SAN DIEGO (CNS) - A permanent shelter for the homeless will not only help people in need, but improve the quality of life in downtown San Diego, the city councilman who represents the area said Thursday.
The "Connections Housing" development at the former site of the World Trade Center at 1250 Sixth Ave. will make a difference in the city's "acute homeless problem," Councilman Kevin Faulconer said at an event in which officials marked the construction of the building.
Work on the structure began about a month ago, with crews demolishing the insides of the existing structure, according to the developer. The 86-year-old concrete block structure has been vacant for several years and its white exterior paint is peeling.
After he described the homeless services that will be offered, Mayor Jerry Sanders took note of the building's condition.
"What's more, we're turning an underutilized, blighted building into one where the homeless can come and turn their lives around," Sanders said.
Officials with People Assisting The Homeless -- or PATH -- said they remain on track to open many of the new housing units by early November.
When finished, the facility will include 73 permanent housing units, 150 beds of interim housing, a health care clinic and a social services center. Many of the units have private bathrooms and some have kitchenettes.
The new shelter will eliminate the need for city officials to open a temporary cold-weather shelter every winter and sends a message that "we don't only care about the homeless in the winter, but 365 days a year," said Councilman Todd Gloria, who will represent downtown when new council districts take effect later this year.

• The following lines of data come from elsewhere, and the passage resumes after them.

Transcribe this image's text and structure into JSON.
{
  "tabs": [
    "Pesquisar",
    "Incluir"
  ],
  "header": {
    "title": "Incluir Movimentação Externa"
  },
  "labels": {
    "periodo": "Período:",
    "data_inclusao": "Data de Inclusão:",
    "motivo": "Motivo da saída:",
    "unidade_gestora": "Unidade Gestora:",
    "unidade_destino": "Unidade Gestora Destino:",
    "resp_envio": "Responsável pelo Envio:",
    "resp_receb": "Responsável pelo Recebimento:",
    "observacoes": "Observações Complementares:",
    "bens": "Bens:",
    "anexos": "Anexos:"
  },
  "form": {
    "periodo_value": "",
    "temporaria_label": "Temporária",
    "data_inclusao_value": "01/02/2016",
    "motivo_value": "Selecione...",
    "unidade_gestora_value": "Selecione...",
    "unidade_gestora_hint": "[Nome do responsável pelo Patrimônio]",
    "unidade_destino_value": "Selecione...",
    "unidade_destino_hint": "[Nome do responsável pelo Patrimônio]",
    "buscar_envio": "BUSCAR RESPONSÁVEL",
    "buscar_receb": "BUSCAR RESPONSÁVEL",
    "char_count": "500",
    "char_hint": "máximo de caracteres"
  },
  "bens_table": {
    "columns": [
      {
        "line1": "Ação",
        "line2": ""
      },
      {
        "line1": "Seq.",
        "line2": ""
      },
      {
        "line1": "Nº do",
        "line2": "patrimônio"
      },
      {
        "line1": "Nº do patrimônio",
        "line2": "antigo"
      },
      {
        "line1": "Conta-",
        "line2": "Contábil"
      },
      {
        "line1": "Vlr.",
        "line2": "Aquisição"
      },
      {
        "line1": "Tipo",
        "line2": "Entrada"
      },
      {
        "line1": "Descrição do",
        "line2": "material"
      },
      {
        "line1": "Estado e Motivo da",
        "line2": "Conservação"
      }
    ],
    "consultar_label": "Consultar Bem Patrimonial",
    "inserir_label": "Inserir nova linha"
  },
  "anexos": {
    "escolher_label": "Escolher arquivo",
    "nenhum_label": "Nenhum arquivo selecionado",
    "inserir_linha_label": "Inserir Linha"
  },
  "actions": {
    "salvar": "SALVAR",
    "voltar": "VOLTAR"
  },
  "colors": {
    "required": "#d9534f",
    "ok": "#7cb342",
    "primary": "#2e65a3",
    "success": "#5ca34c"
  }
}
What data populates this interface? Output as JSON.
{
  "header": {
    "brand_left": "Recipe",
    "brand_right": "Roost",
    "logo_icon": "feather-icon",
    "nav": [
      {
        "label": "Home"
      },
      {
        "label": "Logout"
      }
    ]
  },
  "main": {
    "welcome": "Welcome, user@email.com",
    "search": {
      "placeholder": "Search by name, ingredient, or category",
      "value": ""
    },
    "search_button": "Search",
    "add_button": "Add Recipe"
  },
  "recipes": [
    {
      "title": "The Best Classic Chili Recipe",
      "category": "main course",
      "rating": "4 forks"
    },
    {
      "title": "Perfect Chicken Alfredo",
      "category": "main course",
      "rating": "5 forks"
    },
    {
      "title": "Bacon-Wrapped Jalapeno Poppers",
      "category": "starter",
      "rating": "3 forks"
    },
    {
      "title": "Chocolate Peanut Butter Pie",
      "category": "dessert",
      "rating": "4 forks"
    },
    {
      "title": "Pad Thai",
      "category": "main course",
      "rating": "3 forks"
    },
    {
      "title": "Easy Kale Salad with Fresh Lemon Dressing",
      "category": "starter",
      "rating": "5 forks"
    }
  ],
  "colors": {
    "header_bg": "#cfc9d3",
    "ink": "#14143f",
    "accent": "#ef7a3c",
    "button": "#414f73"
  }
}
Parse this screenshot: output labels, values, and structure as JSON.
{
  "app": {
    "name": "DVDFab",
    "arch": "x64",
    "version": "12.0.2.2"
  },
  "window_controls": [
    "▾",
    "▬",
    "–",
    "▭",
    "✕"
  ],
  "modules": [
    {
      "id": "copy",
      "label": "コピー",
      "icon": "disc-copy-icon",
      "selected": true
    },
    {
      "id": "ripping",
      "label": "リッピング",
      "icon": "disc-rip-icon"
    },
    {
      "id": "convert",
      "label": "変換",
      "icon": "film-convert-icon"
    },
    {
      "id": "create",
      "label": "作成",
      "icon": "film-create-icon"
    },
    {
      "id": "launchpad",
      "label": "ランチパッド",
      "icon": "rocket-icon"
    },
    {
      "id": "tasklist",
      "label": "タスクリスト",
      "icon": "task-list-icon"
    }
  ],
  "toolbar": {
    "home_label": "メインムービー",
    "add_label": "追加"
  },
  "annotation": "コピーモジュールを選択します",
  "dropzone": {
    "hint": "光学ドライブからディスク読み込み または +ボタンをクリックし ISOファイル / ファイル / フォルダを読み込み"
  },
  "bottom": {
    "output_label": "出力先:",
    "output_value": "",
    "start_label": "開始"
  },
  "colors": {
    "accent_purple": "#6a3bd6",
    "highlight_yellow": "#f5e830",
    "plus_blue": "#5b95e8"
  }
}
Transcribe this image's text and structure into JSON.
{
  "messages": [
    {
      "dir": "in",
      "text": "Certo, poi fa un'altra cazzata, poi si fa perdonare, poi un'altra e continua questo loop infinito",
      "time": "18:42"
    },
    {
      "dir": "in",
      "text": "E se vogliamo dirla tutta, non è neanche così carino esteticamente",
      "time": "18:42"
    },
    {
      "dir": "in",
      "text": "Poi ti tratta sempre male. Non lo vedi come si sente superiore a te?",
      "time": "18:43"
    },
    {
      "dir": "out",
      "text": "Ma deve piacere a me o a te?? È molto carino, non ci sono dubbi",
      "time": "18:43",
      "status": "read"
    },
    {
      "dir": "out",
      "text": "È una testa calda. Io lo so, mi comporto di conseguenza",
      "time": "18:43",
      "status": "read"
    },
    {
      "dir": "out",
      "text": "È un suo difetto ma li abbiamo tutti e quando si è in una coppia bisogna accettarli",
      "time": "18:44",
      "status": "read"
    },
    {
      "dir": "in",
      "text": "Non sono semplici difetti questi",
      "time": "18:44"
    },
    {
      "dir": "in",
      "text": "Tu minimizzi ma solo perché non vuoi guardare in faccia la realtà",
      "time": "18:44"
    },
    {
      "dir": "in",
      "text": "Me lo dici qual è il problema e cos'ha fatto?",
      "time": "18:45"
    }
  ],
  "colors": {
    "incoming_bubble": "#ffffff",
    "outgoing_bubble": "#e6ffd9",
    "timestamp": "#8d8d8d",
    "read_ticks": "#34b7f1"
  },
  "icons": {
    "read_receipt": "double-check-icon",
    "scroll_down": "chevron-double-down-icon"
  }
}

Speakers also lauded the cooperation between social service organizations, private business and several layers of government agencies in getting the project under way.
A wave of emailed bomb threats targeting businesses, schools and other locations across the nation put law San Diego-area enforcement agencies on alert Thursday, though there were no immediate indications that any of the menacing messages were credible.
California regulators are considering a plan to charge a fee for text messaging on mobile phones to help support programs that make phone service accessible to the poor, according to a newspaper report Wednesday.
Closing arguments are scheduled Thursday for a former Yuma police officer accused of raping a Kensington woman last year during a visit to her family home.
A Cal State Long Beach student claims a final exam question crossed the line into racism, CBS Los Angeles reports.
San Diegans are invited to a holiday posada this Friday. Those celebrating enjoy food, singing, and other festivities.
San Diego is one of several cities around the nation that will get a new Apple campus in the next three years, the company announced Thursday.
U.S. authorities arrested 32 people at a demonstration Monday that was organized by a Quaker group on the border with Mexico, authorities said.
Representatives from San Diego County and Poseidon Water held a celebration on Thursday for the Claude "Bud" Lewis Carlsbad Desalination Plant producing its 40 billionth gallon of drinking water.
A California judge who was recalled after sentencing a former Stanford student to six months in jail for sexually assaulting a young woman is asking people to donate money so he can pay court-ordered attorney's fees to the backers of the recall.